I can understand how the people in charge of the making-money part of show business are blinded by dollar signs when anyone says the words "High School Musical." The Disney Channel's made-for-TV movie starring Zac Efron and Vanessa Hudgens is a goliath that quickly moved from a massive ratings success to a global franchise phenomenon. It's not surprising that the powers that be are eager ride this tween wave for all it's worth. However: a reality show? Really?
There's already plenty of HSM to go around with the original and HSM 2 on TV, HSM3: Senior Year in the works for Fall 2008, and the live stage production and ice tour currently making their way across America. Plus, actual high schools can now license the musical for performances, and Showtime is working on a documentary about the "cutthroat world" of musicals at Southern Indiana high schools. Might this proposed reality show — which would show young singers competing for a still-mysterious grand prize — be the point when even the most die-hard HSM fan just says no?

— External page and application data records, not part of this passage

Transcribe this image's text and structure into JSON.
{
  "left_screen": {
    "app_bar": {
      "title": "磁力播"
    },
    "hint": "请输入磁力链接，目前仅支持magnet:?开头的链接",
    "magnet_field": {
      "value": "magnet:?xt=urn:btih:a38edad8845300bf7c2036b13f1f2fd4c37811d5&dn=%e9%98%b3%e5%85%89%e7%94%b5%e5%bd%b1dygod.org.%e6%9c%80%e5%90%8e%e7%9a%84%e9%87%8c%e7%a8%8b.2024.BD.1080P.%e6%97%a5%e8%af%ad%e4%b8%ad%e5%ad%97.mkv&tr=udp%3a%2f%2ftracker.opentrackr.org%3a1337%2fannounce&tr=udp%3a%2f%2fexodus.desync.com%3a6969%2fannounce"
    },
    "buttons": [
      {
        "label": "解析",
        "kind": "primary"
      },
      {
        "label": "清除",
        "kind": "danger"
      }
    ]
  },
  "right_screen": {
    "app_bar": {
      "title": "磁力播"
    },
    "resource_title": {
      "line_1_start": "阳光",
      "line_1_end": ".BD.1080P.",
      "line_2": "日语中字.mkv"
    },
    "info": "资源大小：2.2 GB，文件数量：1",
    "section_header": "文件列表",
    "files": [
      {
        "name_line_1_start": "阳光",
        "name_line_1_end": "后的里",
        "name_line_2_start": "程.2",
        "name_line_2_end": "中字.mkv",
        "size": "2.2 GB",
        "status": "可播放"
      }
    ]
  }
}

For more details about the show and why I think this is where the folks in charge should practice some restraint in the brainstorming room,
Variety reports that while the deal is not finalized, some aspects of how the show would work are known and include:
- A nationwide talent hunt followed by a group of contestants studying at a music conservatory to hone their skills
- A summer airdate on ABC
- Weekly eliminations of contestants
- A grand prize — though the prize itself is still confidential.
- Appearances by franchise stars (does that include the ice skaters?)
I'm probably not the demographic ABC is targeting for a show like this, and I realize there are others who could be entertained by this concept. However, I've generally come to believe that giving the reality tretament to popular musicals should be avoided (thanks to Grease: You're the One That I Want for that lesson). Issues of HSM overload aside, I think people are attracted to these musicals because it allows them to escape to a sincere and earnest world where most problems can be solved with spontaneous bursts of song and dance. Reality show competitions are rooted in the exact opposite: a cynical place in which there are always winners and losers (and boatloads of drama), and no matter how hard you try, sometimes the cards just don't fall your way. The two just don't mix well, and I can't imagine millions of Americans lining up to watch young hopefuls Buffalo-two-step their way into oblivion.
Then again, maybe the HSM gravy train truly knows no bounds. I think this is one very bad idea, but what's your take?